Support

Plants form the basis of the food chain in every ecosystem, so they support the survival of all life in an ecosystem. How do they do this?

Well, it’s simple enough to see that herbivorous animals couldn’t survive without the shrubs, fruits, vegetables and trees that are present in natural environments.

But, even carnivorous and omnivorous animals depend on plants too. This is because many of the animals that carnivores and omnivores prey on are herbivores. So without plants, meat-eating animals would go hungry too. 

Other creatures like insects also depend on plants for food, water and shelter. Some life forms are even known to form symbiotic relationships with plants. For instance, the growth of some bacteria and fungi is promoted when they grow on plants. 

And, besides the fact that plants can fill an empty stomach, plant-based diets include some of the most nutritious foods on the planet. The vitamins, minerals, fibre and energy that animals and human beings get from plants is essential for our survival.

Culture

Many people interact with natural environments on a day-to-day basis, and some even live within them. 

 

Bushwise students enjoying the view of nature.

 

And even for those who are surrounded by urban terrain, visiting nature is still a big part of the culture of human beings today. Be it in the form of hiking, camping, or even a spiritual retreat, interacting with nature is, well, second nature to human beings.

Because of this link between people and plants, nature influences our recreation, education and spirituality. 

And, even the plants we encounter in our day-to-day lives through the foods we eat and the spaces we travel through add to the way we experience the world. Think about how the food you cook or buy is influenced by the types of fruits and vegetables available to you. Or, consider how you’ll choose a travel route according to the scenery it provides. 

So nature is an inseparable part of human culture today.

The importance of native plants

The plants native to an area are able to grow and thrive there because they develop in a way that allows them to make optimal use of the soil, sun and water that the area provides.

And the importance of native plants should be celebrated, since scientists have shown that many of the fruits and vegetables that are indigienous to an area offer better nutritional value than imported options

And, by making use of the native plants available to them, communities can benefit economically too. As a natural source of food, they are less expensive to cultivate, and surplus food can be sold for extra income. 

 

Native plants are able to withstand tough weather conditions.

 

Many native plants are able to continue growing in the region where they come from even in extreme weather conditions – like droughts, floods and heat waves.

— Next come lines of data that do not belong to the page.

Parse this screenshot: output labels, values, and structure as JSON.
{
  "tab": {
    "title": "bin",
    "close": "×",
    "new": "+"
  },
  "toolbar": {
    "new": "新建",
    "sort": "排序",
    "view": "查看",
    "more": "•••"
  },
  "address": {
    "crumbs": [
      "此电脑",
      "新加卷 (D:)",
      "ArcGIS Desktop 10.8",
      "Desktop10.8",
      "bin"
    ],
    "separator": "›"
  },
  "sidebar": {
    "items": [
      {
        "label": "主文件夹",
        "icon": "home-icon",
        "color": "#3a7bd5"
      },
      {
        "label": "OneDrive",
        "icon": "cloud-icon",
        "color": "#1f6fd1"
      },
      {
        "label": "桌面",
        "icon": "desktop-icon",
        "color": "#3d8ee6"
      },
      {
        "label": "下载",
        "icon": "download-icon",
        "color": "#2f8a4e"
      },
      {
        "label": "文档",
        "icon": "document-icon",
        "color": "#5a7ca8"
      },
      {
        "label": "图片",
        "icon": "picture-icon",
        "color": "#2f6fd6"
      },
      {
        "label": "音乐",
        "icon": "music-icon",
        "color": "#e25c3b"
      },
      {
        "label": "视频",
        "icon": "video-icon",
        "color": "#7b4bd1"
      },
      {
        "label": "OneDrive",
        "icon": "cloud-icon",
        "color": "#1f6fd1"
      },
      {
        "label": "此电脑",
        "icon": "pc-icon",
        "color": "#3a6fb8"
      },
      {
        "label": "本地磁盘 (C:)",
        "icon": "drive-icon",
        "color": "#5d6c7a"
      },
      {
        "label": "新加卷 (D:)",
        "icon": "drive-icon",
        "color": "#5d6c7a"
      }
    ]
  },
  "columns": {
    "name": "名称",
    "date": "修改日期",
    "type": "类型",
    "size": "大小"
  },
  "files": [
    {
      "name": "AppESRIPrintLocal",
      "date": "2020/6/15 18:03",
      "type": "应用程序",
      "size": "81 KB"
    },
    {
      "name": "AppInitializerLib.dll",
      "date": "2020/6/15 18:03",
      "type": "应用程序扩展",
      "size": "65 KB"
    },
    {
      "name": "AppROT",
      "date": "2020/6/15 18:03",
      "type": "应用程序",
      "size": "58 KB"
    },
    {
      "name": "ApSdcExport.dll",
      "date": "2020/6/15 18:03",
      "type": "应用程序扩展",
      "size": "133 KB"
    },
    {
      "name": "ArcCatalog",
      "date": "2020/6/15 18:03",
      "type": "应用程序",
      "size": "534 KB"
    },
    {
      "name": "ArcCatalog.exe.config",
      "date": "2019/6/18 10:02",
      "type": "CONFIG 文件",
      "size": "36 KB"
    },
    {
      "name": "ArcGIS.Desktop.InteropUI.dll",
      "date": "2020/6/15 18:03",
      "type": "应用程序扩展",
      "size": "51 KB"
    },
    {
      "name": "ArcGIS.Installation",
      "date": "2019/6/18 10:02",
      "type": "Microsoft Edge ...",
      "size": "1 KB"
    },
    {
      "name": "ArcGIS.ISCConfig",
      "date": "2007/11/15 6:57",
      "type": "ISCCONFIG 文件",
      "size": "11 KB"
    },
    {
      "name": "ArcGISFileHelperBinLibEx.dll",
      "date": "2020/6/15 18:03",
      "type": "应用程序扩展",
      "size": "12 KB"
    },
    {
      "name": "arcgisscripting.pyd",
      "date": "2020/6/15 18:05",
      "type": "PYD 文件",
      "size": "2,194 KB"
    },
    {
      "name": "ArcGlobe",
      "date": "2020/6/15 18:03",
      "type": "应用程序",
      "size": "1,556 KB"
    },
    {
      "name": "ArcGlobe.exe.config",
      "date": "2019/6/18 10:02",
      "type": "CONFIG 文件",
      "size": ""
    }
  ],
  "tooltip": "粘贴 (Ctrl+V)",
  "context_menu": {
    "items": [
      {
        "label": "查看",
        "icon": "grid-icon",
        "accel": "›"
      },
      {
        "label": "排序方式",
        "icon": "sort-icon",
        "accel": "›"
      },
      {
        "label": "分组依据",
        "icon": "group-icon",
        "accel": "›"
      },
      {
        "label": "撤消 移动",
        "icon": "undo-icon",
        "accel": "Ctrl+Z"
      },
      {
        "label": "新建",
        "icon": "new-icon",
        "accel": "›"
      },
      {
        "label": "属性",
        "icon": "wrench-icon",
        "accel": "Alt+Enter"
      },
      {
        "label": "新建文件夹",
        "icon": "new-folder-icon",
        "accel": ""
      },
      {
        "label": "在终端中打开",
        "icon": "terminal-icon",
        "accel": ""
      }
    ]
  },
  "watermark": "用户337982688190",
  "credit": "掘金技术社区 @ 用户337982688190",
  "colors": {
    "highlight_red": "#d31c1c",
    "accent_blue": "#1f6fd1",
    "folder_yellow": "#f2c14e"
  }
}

This means that these plants can continue to offer resources, regulation and support even in tough conditions. 

How to learn even more about the importance of plants

Bushwise Field Guides offers Field Guides Association of Southern Africa (FGASA) courses where you can build on your environmental know-how in a meaningful way. 

You could choose to travel to South Africa to learn about its natural spaces and contribute to the conservation of its plants and animals. In this way, you’ll get to learn about the importance of plants in a real-world setting.

Or, you could opt for an online FGASA-accredited course where you can start your learning at home with the option to complete practical hours in the field. 

Both of these options mean that you’ll be engaging with field experts and learning from individuals with years of experience working in the field guiding industry. 

Find out more about Bushwise’s online and in-country FGASA-accredited courses and learn about the importance of plants while working towards a career in field guiding.